Brief
Return each line of the records below in which the string "heading" turns up.

(Items from an interface collection)
== == ==

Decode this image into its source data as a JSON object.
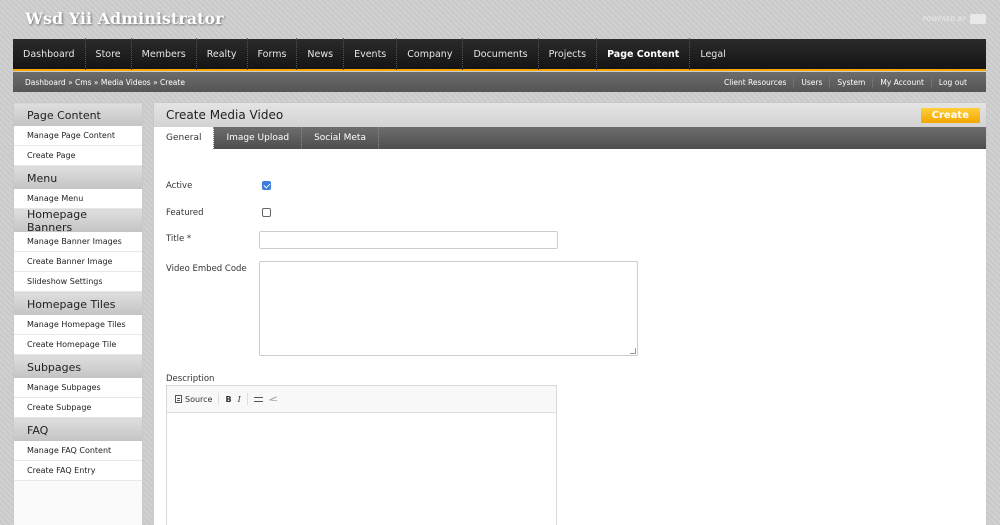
{
  "app": {
    "title": "Wsd Yii Administrator",
    "powered_by": "POWERED BY"
  },
  "topnav": [
    {
      "label": "Dashboard"
    },
    {
      "label": "Store"
    },
    {
      "label": "Members"
    },
    {
      "label": "Realty"
    },
    {
      "label": "Forms"
    },
    {
      "label": "News"
    },
    {
      "label": "Events"
    },
    {
      "label": "Company"
    },
    {
      "label": "Documents"
    },
    {
      "label": "Projects"
    },
    {
      "label": "Page Content",
      "active": true
    },
    {
      "label": "Legal"
    }
  ],
  "breadcrumb": "Dashboard » Cms » Media Videos » Create",
  "utility_links": [
    {
      "label": "Client Resources"
    },
    {
      "label": "Users"
    },
    {
      "label": "System"
    },
    {
      "label": "My Account"
    },
    {
      "label": "Log out"
    }
  ],
  "sidebar": [
    {
      "heading": "Page Content",
      "links": [
        "Manage Page Content",
        "Create Page"
      ]
    },
    {
      "heading": "Menu",
      "links": [
        "Manage Menu"
      ]
    },
    {
      "heading": "Homepage Banners",
      "links": [
        "Manage Banner Images",
        "Create Banner Image",
        "Slideshow Settings"
      ]
    },
    {
      "heading": "Homepage Tiles",
      "links": [
        "Manage Homepage Tiles",
        "Create Homepage Tile"
      ]
    },
    {
      "heading": "Subpages",
      "links": [
        "Manage Subpages",
        "Create Subpage"
      ]
    },
    {
      "heading": "FAQ",
      "links": [
        "Manage FAQ Content",
        "Create FAQ Entry"
      ]
    }
  ],
  "main": {
    "title": "Create Media Video",
    "create_button": "Create",
    "tabs": [
      {
        "label": "General",
        "active": true
      },
      {
        "label": "Image Upload"
      },
      {
        "label": "Social Meta"
      }
    ]
  },
  "form": {
    "active_label": "Active",
    "active_checked": true,
    "featured_label": "Featured",
    "featured_checked": false,
    "title_label": "Title *",
    "title_value": "",
    "embed_label": "Video Embed Code",
    "embed_value": "",
    "description_label": "Description",
    "editor_toolbar": {
      "source": "Source",
      "bold": "B",
      "italic": "I"
    }
  },
  "colors": {
    "accent": "#f5a600",
    "nav_bg": "#1c1c1c",
    "checkbox": "#3b7ddd"
  }
}
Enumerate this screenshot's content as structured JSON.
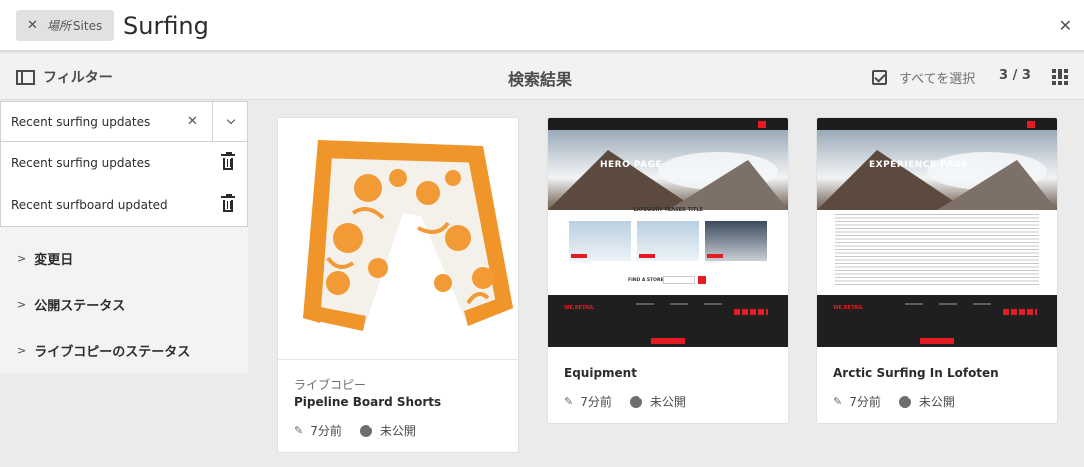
{
  "search": {
    "tag_location": "場所",
    "tag_value": "Sites",
    "query": "Surfing"
  },
  "toolbar": {
    "filter_label": "フィルター",
    "results_title": "検索結果",
    "select_all_label": "すべてを選択",
    "count": "3 / 3"
  },
  "saved_searches": {
    "current": "Recent surfing updates",
    "options": [
      "Recent surfing updates",
      "Recent surfboard updated"
    ]
  },
  "facets": [
    "変更日",
    "公開ステータス",
    "ライブコピーのステータス"
  ],
  "cards": [
    {
      "type": "ライブコピー",
      "title": "Pipeline Board Shorts",
      "modified": "7分前",
      "status": "未公開"
    },
    {
      "type": "",
      "title": "Equipment",
      "modified": "7分前",
      "status": "未公開",
      "hero_text": "HERO PAGE",
      "section_title": "CATEGORY TEASER TITLE",
      "find_label": "FIND A STORE"
    },
    {
      "type": "",
      "title": "Arctic Surfing In Lofoten",
      "modified": "7分前",
      "status": "未公開",
      "hero_text": "EXPERIENCE PAGE"
    }
  ],
  "colors": {
    "accent_red": "#e51b23",
    "short_orange": "#f0952a"
  }
}
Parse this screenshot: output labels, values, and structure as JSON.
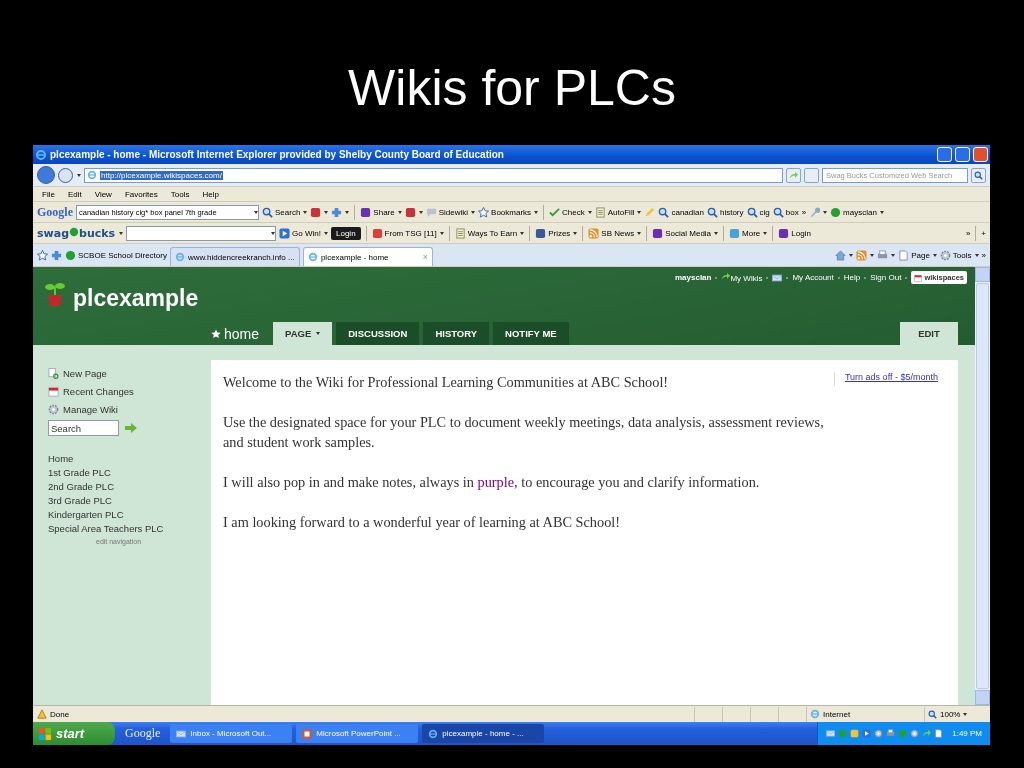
{
  "slide": {
    "title": "Wikis for PLCs"
  },
  "window": {
    "title": "plcexample - home - Microsoft Internet Explorer provided by Shelby County Board of Education"
  },
  "address_bar": {
    "url": "http://plcexample.wikispaces.com/",
    "search_placeholder": "Swag Bucks Customized Web Search"
  },
  "menu": [
    "File",
    "Edit",
    "View",
    "Favorites",
    "Tools",
    "Help"
  ],
  "google_toolbar": {
    "brand": "Google",
    "query": "canadian history cig* box panel 7th grade",
    "groups": [
      [
        {
          "kind": "mag",
          "label": "Search",
          "menu": true
        },
        {
          "kind": "square",
          "menu": true
        },
        {
          "kind": "plus",
          "menu": true
        }
      ],
      [
        {
          "kind": "square",
          "label": "Share",
          "menu": true
        },
        {
          "kind": "square",
          "menu": true
        },
        {
          "kind": "bubble",
          "label": "Sidewiki",
          "menu": true
        },
        {
          "kind": "star",
          "label": "Bookmarks",
          "menu": true
        }
      ],
      [
        {
          "kind": "check",
          "label": "Check",
          "menu": true
        },
        {
          "kind": "doc",
          "label": "AutoFill",
          "menu": true
        },
        {
          "kind": "pencil"
        },
        {
          "kind": "mag",
          "label": "canadian"
        },
        {
          "kind": "mag",
          "label": "history"
        },
        {
          "kind": "mag",
          "label": "cig"
        },
        {
          "kind": "mag",
          "label": "box"
        },
        {
          "kind": "text",
          "label": "»"
        },
        {
          "kind": "wrench",
          "menu": true
        },
        {
          "kind": "dot",
          "label": "maysclan",
          "menu": true
        }
      ]
    ]
  },
  "swag_toolbar": {
    "brand_left": "swag",
    "brand_right": "bucks",
    "groups": [
      [
        {
          "kind": "play",
          "label": "Go Win!",
          "menu": true
        },
        {
          "kind": "dark",
          "label": "Login"
        }
      ],
      [
        {
          "kind": "square",
          "label": "From TSG  [11]",
          "menu": true
        }
      ],
      [
        {
          "kind": "doc",
          "label": "Ways To Earn",
          "menu": true
        }
      ],
      [
        {
          "kind": "square",
          "label": "Prizes",
          "menu": true
        }
      ],
      [
        {
          "kind": "rss",
          "label": "SB News",
          "menu": true
        }
      ],
      [
        {
          "kind": "square",
          "label": "Social Media",
          "menu": true
        }
      ],
      [
        {
          "kind": "square",
          "label": "More",
          "menu": true
        }
      ],
      [
        {
          "kind": "square",
          "label": "Login"
        }
      ]
    ],
    "more": "»",
    "add": "+"
  },
  "tab_bar": {
    "favorite": "SCBOE School Directory",
    "tabs": [
      {
        "label": "www.hiddencreekranch.info ...",
        "selected": false
      },
      {
        "label": "plcexample - home",
        "selected": true
      }
    ],
    "close": "×",
    "commands": [
      {
        "kind": "home",
        "menu": true
      },
      {
        "kind": "rss",
        "menu": true
      },
      {
        "kind": "printer",
        "menu": true
      },
      {
        "kind": "page",
        "label": "Page",
        "menu": true
      },
      {
        "kind": "gear",
        "label": "Tools",
        "menu": true
      }
    ],
    "more": "»"
  },
  "wiki": {
    "site": "plcexample",
    "user_links": [
      {
        "kind": "text",
        "label": "maysclan"
      },
      {
        "kind": "arrow",
        "label": "My Wikis"
      },
      {
        "kind": "mail"
      },
      {
        "kind": "text",
        "label": "My Account"
      },
      {
        "kind": "text",
        "label": "Help"
      },
      {
        "kind": "text",
        "label": "Sign Out"
      }
    ],
    "badge": "wikispaces",
    "home": "home",
    "tabs": [
      {
        "label": "PAGE",
        "selected": true,
        "menu": true
      },
      {
        "label": "DISCUSSION",
        "selected": false
      },
      {
        "label": "HISTORY",
        "selected": false
      },
      {
        "label": "NOTIFY ME",
        "selected": false
      }
    ],
    "edit": "EDIT",
    "actions": [
      {
        "kind": "new",
        "label": "New Page"
      },
      {
        "kind": "calendar",
        "label": "Recent Changes"
      },
      {
        "kind": "gear",
        "label": "Manage Wiki"
      }
    ],
    "search_placeholder": "Search",
    "navigation": [
      "Home",
      "1st Grade PLC",
      "2nd Grade PLC",
      "3rd Grade PLC",
      "Kindergarten PLC",
      "Special Area Teachers PLC"
    ],
    "edit_navigation": "edit navigation",
    "paragraphs": [
      {
        "text": "Welcome to the Wiki for Professional Learning Communities at ABC School!"
      },
      {
        "text": "Use the designated space for your PLC to document weekly meetings, data analysis, assessment reviews, and student work samples."
      },
      {
        "text": "I will also pop in and make notes, always in ",
        "highlight": "purple",
        "after": ", to encourage you and clarify information."
      },
      {
        "text": "I am looking forward to a wonderful year of learning at ABC School!"
      }
    ],
    "ad_link": "Turn ads off - $5/month"
  },
  "status_bar": {
    "status": "Done",
    "zone": "Internet",
    "zoom": "100%"
  },
  "taskbar": {
    "start": "start",
    "quick": "Google",
    "tasks": [
      {
        "kind": "mail",
        "label": "Inbox - Microsoft Out...",
        "selected": false
      },
      {
        "kind": "slides",
        "label": "Microsoft PowerPoint ...",
        "selected": false
      },
      {
        "kind": "browser",
        "label": "plcexample - home - ...",
        "selected": true
      }
    ],
    "clock": "1:49 PM"
  }
}
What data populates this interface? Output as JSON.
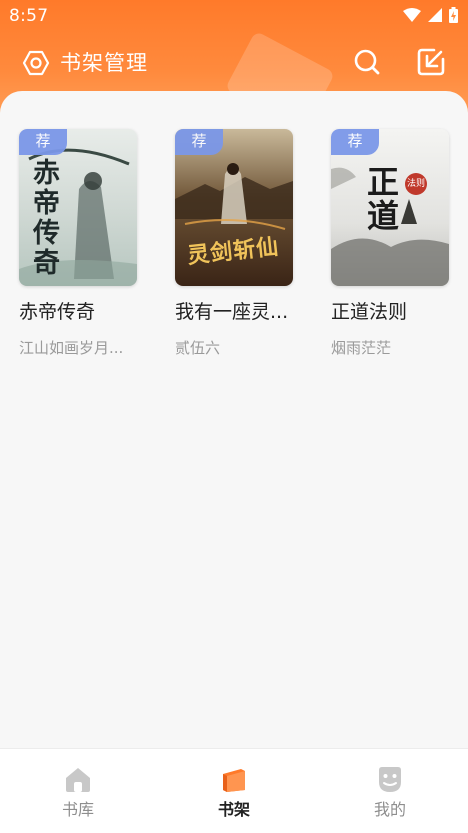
{
  "status_bar": {
    "time": "8:57"
  },
  "header": {
    "title": "书架管理"
  },
  "shelf": {
    "books": [
      {
        "badge": "荐",
        "title": "赤帝传奇",
        "author": "江山如画岁月...",
        "cover_title": "赤帝传奇"
      },
      {
        "badge": "荐",
        "title": "我有一座灵...",
        "author": "贰伍六",
        "cover_title": "灵剑斩仙"
      },
      {
        "badge": "荐",
        "title": "正道法则",
        "author": "烟雨茫茫",
        "cover_title": "正道",
        "cover_seal": "法则"
      }
    ]
  },
  "nav": {
    "items": [
      {
        "label": "书库",
        "icon": "home-icon"
      },
      {
        "label": "书架",
        "icon": "bookshelf-icon"
      },
      {
        "label": "我的",
        "icon": "profile-icon"
      }
    ],
    "active_index": 1
  },
  "colors": {
    "accent": "#ff7a2a",
    "badge": "#7b97e8",
    "nav_active_icon": "#ff7a2a",
    "nav_inactive_icon": "#c8c8c8"
  }
}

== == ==

Solution to this exercise
      "heading": "Page Content",
      "heading": "Menu",
      "heading": "Homepage Banners",
      "heading": "Homepage Tiles",
      "heading": "Subpages",
      "heading": "FAQ",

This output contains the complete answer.